_What needs to be done_
Reduce the material below to its lines containing "placeholder".

_Data shown_
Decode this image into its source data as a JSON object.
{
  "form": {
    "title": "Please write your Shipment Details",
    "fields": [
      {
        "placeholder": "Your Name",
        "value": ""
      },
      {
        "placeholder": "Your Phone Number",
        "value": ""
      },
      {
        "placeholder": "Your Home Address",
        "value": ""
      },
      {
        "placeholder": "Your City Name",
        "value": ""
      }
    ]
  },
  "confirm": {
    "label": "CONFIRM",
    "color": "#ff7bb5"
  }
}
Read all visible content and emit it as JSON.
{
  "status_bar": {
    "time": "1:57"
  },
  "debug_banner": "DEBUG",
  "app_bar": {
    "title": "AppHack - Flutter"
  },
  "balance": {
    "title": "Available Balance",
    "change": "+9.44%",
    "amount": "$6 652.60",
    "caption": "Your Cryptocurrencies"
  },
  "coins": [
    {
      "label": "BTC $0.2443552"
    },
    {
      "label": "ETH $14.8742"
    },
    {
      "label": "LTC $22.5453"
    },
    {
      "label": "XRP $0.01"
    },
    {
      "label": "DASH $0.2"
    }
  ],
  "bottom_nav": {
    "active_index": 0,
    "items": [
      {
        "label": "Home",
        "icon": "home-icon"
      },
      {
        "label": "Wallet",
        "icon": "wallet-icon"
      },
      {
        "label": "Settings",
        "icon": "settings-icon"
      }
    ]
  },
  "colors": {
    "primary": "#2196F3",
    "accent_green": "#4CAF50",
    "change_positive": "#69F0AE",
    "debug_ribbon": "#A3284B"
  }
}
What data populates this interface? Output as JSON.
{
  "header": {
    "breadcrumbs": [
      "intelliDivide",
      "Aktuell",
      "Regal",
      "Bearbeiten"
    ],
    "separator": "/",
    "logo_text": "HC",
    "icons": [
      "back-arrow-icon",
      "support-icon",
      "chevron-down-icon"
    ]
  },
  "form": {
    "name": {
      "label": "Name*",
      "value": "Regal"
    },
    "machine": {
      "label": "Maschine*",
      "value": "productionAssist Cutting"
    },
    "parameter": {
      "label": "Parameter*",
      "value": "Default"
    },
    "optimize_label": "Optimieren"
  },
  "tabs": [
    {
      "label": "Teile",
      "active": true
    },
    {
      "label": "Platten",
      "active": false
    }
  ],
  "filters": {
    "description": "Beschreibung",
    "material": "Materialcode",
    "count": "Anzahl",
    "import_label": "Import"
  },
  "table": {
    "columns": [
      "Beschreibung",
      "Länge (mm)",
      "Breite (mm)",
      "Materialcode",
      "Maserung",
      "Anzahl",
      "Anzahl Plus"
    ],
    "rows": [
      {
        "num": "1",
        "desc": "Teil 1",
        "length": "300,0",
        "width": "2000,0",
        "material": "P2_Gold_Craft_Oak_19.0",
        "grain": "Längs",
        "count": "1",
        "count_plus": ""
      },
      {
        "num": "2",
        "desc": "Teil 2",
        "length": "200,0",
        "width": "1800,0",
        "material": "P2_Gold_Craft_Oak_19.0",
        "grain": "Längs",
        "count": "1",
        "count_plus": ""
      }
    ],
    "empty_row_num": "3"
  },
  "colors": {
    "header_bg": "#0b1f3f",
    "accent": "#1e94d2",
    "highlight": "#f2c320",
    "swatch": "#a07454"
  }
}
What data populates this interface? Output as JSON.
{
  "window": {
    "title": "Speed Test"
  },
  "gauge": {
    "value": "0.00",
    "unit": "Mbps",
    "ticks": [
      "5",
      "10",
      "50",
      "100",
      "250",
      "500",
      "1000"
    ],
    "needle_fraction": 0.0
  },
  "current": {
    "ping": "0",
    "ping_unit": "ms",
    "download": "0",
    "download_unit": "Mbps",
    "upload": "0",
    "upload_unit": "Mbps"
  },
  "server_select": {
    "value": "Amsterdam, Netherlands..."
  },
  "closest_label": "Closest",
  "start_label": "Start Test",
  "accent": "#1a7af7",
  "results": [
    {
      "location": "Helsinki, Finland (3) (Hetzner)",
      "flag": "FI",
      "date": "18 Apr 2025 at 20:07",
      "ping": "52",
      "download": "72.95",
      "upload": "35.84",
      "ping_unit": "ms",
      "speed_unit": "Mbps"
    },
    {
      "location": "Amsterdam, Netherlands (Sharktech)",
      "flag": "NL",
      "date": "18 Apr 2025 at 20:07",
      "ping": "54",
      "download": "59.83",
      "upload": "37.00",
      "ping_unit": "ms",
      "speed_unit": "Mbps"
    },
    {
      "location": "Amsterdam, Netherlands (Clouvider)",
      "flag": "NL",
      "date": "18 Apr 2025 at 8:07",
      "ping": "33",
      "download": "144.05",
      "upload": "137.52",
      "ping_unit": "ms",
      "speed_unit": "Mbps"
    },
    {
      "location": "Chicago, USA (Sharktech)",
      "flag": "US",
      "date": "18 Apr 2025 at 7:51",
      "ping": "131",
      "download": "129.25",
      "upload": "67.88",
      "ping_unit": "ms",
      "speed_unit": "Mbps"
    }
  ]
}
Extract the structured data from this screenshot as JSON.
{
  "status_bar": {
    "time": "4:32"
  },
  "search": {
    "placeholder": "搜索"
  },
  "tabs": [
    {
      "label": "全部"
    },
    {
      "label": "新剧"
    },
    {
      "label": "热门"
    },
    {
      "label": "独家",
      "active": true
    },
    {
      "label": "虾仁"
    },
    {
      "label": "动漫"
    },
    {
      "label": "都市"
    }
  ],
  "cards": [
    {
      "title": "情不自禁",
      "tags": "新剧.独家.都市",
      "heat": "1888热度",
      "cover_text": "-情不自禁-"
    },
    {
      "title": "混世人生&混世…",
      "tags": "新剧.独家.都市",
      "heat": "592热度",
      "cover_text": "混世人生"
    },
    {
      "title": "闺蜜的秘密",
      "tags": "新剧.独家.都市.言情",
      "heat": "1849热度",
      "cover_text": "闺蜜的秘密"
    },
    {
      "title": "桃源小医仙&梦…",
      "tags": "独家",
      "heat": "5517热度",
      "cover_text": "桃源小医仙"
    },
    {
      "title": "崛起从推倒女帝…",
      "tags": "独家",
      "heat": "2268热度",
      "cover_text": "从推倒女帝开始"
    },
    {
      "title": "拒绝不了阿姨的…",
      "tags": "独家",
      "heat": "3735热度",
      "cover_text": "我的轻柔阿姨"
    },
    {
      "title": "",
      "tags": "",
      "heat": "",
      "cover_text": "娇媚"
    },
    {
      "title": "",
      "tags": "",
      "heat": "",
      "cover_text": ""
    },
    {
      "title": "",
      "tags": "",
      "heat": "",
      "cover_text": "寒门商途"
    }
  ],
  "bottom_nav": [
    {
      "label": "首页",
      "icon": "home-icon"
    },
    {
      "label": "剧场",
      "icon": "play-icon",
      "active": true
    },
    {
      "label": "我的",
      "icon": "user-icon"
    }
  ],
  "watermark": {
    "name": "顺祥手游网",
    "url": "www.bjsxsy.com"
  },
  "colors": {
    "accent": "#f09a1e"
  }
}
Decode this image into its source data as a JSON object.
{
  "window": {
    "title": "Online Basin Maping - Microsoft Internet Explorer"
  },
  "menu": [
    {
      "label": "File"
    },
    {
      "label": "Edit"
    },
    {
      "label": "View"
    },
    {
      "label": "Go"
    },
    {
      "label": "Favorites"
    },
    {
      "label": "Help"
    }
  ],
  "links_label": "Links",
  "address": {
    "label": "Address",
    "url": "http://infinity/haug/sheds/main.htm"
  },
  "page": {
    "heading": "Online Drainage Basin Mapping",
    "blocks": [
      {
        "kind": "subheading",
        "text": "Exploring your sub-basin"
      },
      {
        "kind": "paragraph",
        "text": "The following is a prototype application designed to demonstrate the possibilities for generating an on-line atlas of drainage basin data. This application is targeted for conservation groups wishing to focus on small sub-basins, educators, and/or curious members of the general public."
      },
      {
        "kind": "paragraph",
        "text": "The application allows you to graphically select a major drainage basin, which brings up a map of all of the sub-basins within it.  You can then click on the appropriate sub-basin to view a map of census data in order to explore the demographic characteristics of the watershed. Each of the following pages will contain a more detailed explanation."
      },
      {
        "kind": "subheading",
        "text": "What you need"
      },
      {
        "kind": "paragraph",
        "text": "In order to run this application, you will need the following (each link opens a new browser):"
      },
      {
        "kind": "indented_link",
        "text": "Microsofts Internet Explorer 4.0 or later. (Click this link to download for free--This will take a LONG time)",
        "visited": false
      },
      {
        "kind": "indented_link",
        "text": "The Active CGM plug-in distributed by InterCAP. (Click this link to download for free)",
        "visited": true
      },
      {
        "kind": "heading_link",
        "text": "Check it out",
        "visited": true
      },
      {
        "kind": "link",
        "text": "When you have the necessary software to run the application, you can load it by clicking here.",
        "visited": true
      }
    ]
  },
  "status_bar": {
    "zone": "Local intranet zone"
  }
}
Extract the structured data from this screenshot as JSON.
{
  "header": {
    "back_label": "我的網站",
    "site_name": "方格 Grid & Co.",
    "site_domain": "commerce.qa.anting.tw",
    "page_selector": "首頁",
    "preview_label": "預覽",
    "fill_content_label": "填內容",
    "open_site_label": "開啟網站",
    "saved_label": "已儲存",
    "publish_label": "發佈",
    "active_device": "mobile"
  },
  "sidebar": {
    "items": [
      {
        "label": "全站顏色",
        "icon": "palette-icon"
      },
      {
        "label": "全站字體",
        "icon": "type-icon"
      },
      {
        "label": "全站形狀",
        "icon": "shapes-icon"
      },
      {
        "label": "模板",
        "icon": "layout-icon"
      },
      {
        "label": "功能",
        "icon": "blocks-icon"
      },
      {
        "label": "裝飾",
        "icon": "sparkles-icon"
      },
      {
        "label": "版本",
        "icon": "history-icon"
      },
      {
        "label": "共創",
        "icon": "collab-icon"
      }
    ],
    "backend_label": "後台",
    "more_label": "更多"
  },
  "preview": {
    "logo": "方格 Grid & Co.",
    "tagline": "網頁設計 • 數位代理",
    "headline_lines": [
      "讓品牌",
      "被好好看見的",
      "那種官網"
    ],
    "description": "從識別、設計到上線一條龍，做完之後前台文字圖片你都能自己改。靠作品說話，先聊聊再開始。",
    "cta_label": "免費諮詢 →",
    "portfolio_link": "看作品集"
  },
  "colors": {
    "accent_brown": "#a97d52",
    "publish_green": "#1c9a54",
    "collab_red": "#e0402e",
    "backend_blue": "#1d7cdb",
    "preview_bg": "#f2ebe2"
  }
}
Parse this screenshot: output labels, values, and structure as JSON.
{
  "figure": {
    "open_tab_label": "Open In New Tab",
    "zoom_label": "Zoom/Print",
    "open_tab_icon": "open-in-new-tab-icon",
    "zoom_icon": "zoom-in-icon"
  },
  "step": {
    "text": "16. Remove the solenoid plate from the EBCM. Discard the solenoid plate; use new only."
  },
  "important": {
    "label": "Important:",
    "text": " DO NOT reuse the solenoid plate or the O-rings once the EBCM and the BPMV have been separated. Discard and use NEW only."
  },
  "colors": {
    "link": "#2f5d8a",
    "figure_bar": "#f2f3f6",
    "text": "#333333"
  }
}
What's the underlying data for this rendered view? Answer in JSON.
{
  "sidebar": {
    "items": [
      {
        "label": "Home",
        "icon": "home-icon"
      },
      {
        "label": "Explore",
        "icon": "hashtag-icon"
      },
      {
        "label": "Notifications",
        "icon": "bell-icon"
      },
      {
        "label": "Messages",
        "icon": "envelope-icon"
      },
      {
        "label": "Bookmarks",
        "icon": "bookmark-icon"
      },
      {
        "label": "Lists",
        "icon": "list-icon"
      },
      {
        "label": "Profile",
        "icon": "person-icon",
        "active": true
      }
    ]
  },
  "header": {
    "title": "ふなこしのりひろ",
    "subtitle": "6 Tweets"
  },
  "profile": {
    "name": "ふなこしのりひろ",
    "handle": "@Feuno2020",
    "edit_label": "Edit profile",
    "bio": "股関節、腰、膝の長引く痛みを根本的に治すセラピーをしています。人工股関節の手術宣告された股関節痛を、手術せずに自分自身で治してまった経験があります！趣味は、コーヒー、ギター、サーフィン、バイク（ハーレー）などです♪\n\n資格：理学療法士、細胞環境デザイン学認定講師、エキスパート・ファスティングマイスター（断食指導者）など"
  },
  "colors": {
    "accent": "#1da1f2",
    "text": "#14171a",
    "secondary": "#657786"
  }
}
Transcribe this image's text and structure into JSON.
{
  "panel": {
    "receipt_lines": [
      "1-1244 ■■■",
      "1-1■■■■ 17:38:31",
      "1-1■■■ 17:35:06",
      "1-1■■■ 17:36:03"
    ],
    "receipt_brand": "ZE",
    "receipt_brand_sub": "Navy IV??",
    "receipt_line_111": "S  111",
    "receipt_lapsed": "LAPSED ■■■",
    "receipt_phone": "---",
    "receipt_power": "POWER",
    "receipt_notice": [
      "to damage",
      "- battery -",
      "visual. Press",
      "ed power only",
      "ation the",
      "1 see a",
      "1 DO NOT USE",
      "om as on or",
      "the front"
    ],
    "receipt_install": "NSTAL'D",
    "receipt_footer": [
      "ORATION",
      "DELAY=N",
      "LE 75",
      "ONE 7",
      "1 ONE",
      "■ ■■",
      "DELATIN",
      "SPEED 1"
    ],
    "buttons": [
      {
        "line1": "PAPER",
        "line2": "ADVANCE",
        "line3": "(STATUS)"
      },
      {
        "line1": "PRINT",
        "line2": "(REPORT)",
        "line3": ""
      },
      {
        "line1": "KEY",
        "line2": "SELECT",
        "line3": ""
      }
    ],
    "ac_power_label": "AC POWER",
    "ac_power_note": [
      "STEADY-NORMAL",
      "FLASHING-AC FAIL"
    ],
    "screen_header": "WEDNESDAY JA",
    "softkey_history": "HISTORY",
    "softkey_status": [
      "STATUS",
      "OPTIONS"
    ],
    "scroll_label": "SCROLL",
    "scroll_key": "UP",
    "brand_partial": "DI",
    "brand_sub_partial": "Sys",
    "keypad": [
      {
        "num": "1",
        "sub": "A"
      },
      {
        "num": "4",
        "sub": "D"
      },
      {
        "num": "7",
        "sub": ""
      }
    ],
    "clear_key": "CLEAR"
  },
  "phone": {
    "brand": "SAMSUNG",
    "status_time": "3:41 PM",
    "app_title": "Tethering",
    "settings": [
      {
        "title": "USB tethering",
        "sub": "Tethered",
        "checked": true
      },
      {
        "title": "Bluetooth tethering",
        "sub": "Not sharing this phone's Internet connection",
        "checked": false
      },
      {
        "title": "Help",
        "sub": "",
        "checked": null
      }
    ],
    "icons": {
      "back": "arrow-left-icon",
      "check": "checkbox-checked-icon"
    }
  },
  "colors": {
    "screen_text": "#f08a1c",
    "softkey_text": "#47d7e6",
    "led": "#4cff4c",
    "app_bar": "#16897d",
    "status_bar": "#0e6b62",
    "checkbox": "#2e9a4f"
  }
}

_Answer box_
        "placeholder": "Your Name",
        "placeholder": "Your Phone Number",
        "placeholder": "Your Home Address",
        "placeholder": "Your City Name",
    "placeholder": "搜索"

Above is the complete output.